▶ _WORK INSTRUCTION_: In the data that follows, each entry is to be restated exactly.

★ ★ ★

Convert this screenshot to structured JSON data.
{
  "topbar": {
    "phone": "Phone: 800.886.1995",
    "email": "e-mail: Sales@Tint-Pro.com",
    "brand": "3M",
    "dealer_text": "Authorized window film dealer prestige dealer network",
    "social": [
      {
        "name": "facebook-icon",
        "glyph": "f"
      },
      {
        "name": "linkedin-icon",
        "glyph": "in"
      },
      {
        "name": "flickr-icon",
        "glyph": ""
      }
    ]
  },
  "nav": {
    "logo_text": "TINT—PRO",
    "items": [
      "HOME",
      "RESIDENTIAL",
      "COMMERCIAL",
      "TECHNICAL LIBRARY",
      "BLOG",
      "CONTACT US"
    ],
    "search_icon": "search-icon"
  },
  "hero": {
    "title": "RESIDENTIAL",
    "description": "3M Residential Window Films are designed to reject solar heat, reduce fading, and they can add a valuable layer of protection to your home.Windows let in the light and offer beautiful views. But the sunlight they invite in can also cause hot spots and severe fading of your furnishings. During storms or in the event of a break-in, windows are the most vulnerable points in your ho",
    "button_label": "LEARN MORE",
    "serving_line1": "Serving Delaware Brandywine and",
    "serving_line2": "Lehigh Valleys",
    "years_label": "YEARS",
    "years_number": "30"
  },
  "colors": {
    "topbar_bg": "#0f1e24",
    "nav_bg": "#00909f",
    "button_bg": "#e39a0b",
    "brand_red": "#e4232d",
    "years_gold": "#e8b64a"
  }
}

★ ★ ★

▶ _PROBLEM SOLUTION_:
Convert this screenshot to structured JSON data.
{
  "topbar": {
    "phone": "Phone: 800.886.1995",
    "email": "e-mail: Sales@Tint-Pro.com",
    "brand": "3M",
    "dealer_text": "Authorized window film dealer prestige dealer network",
    "social": [
      {
        "name": "facebook-icon",
        "glyph": "f"
      },
      {
        "name": "linkedin-icon",
        "glyph": "in"
      },
      {
        "name": "flickr-icon",
        "glyph": ""
      }
    ]
  },
  "nav": {
    "logo_text": "TINT—PRO",
    "items": [
      "HOME",
      "RESIDENTIAL",
      "COMMERCIAL",
      "TECHNICAL LIBRARY",
      "BLOG",
      "CONTACT US"
    ],
    "search_icon": "search-icon"
  },
  "hero": {
    "title": "RESIDENTIAL",
    "description": "3M Residential Window Films are designed to reject solar heat, reduce fading, and they can add a valuable layer of protection to your home.Windows let in the light and offer beautiful views. But the sunlight they invite in can also cause hot spots and severe fading of your furnishings. During storms or in the event of a break-in, windows are the most vulnerable points in your ho",
    "button_label": "LEARN MORE",
    "serving_line1": "Serving Delaware Brandywine and",
    "serving_line2": "Lehigh Valleys",
    "years_label": "YEARS",
    "years_number": "30"
  },
  "colors": {
    "topbar_bg": "#0f1e24",
    "nav_bg": "#00909f",
    "button_bg": "#e39a0b",
    "brand_red": "#e4232d",
    "years_gold": "#e8b64a"
  }
}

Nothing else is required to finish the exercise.